The centralized power that Matthias had organized only briefly survived his death (1490). The resurgent magnates dominated Ladislas II, and embezzled revenues that should have paid the troops. The army mutinied, the soldiers went home. Freed from taxation, the nobles wasted their income and energies in riotous living, while Islam pressed against the borders and a bitterly exploited peasantry seethed with revolt. In 1514 the Hungarian Diet declared a crusade against the Turks, and called for volunteers. Peasants in great number flocked to the cross, seeing little to choose between life and death. Finding themselves armed, the thought spread among them, Why wait to kill distant Turks, when hated nobles were so near? A soldier of fortune, György Dózsa, led them in a wildjacquerie; they overran all Hungary, burning castles and massacring all nobles—men, women, children—who fell into their hands. The nobles called in aid from all directions, armed and paid mercenaries, overwhelmed the disorganized peasants, and punished their leaders with frightful torments. For two weeks Dózsa and his aides were kept without food; then he was tied to a red-hot iron throne, a red-hot crown was placed upon his head, a red-hot scepter forced into his hand; and his starved companions were allowed to tear the roasted flesh from his body while he was still conscious. From barbarism to civilization requires a century; from civilization to barbarism needs but a day.

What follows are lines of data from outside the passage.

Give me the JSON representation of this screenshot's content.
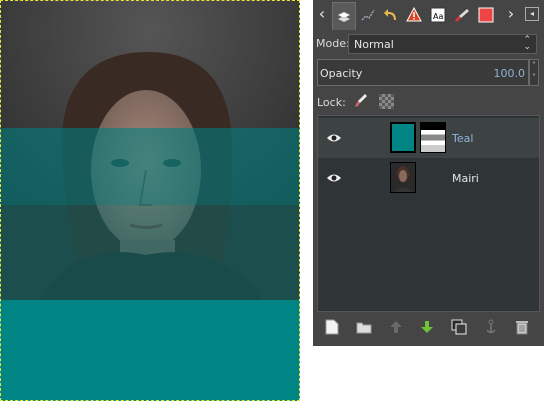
{
  "canvas": {
    "layer_color": "#008484"
  },
  "dock": {
    "tabs": [
      "layers-icon",
      "channels-icon",
      "undo-history-icon",
      "warning-icon",
      "fonts-icon",
      "brush-icon",
      "pattern-icon"
    ],
    "mode": {
      "label": "Mode:",
      "value": "Normal"
    },
    "opacity": {
      "label": "Opacity",
      "value": "100.0"
    },
    "lock": {
      "label": "Lock:"
    },
    "layers": [
      {
        "name": "Teal",
        "visible": true,
        "selected": true,
        "has_mask": true,
        "name_color": "#8fb3d9"
      },
      {
        "name": "Mairi",
        "visible": true,
        "selected": false,
        "has_mask": false,
        "name_color": "#e6e6e6"
      }
    ],
    "bottom_buttons": [
      "new-layer-icon",
      "open-folder-icon",
      "raise-layer-icon",
      "lower-layer-icon",
      "duplicate-layer-icon",
      "anchor-icon",
      "delete-layer-icon"
    ]
  }
}
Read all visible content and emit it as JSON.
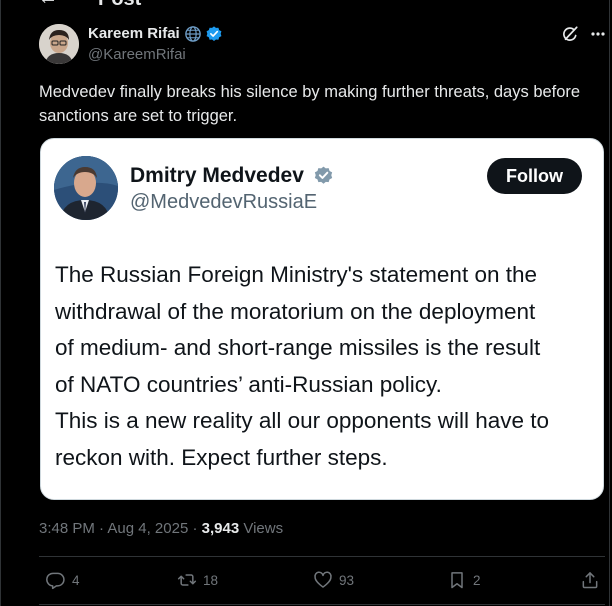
{
  "topbar": {
    "title": "Post"
  },
  "post": {
    "author": {
      "name": "Kareem Rifai",
      "handle": "@KareemRifai"
    },
    "text": "Medvedev finally breaks his silence by making further threats, days before sanctions are set to trigger.",
    "meta": {
      "time": "3:48 PM",
      "date": "Aug 4, 2025",
      "views_count": "3,943",
      "views_label": "Views"
    },
    "actions": {
      "replies": "4",
      "reposts": "18",
      "likes": "93",
      "bookmarks": "2"
    }
  },
  "quoted_card": {
    "name": "Dmitry Medvedev",
    "handle": "@MedvedevRussiaE",
    "follow_label": "Follow",
    "lines": [
      "The Russian Foreign Ministry's statement on the",
      "withdrawal of the moratorium on the deployment",
      "of medium- and short-range missiles is the result",
      "of NATO countries’ anti-Russian policy.",
      "This is a new reality all our opponents will have to",
      "reckon with. Expect further steps."
    ]
  },
  "colors": {
    "background": "#000000",
    "text_primary": "#e7e9ea",
    "text_secondary": "#71767b",
    "verified_blue": "#1d9bf0",
    "card_background": "#ffffff",
    "card_text": "#0f1419",
    "follow_button": "#0f1419"
  },
  "icons": [
    "back-arrow-icon",
    "globe-icon",
    "verified-badge-icon",
    "grok-icon",
    "more-icon",
    "reply-icon",
    "retweet-icon",
    "like-icon",
    "bookmark-icon",
    "share-icon"
  ]
}
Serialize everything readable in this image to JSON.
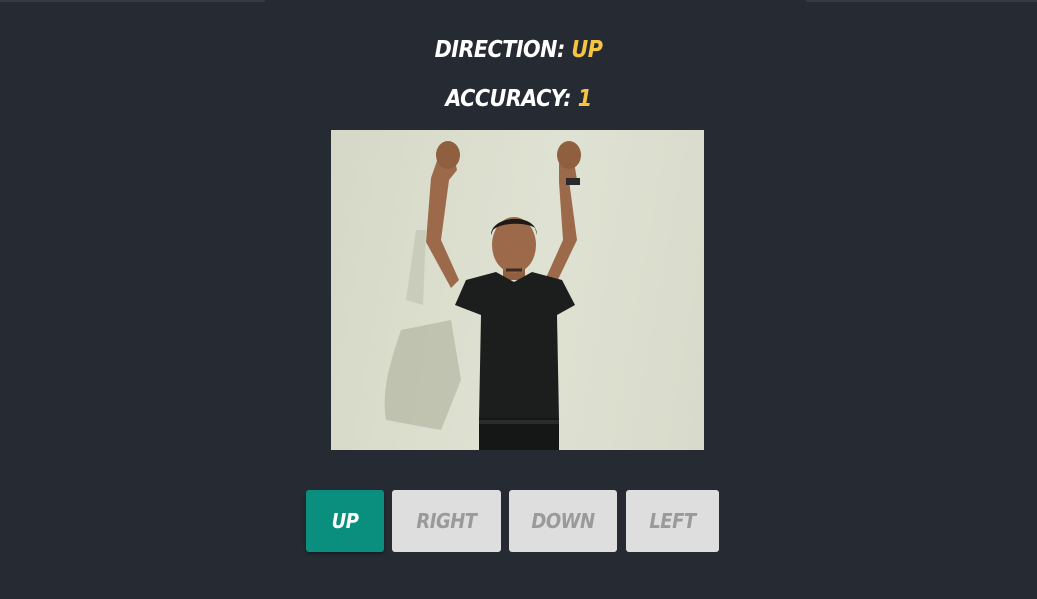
{
  "status": {
    "direction_label": "Direction:",
    "direction_value": "UP",
    "accuracy_label": "Accuracy:",
    "accuracy_value": "1"
  },
  "colors": {
    "background": "#262a33",
    "value_accent": "#f5c542",
    "active_button": "#0a8f7e",
    "inactive_button": "#dedede"
  },
  "buttons": [
    {
      "label": "UP",
      "active": true
    },
    {
      "label": "RIGHT",
      "active": false
    },
    {
      "label": "DOWN",
      "active": false
    },
    {
      "label": "LEFT",
      "active": false
    }
  ]
}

The peasants were not slaughtered, for they were indispensable; but the Tripartite Code (1514) decreed that “the recent rebellion... has for all time to come put the stain of faithlessness upon the peasants, and they have thereby forfeited their liberty, and have become subject to their landlords in unconditional and perpetual servitude.... Every species of property belongs to the landlords, and the peasant has no right to invoke justice and the law against a noble.” 29
Twelve years later Hungary fell to the Turks.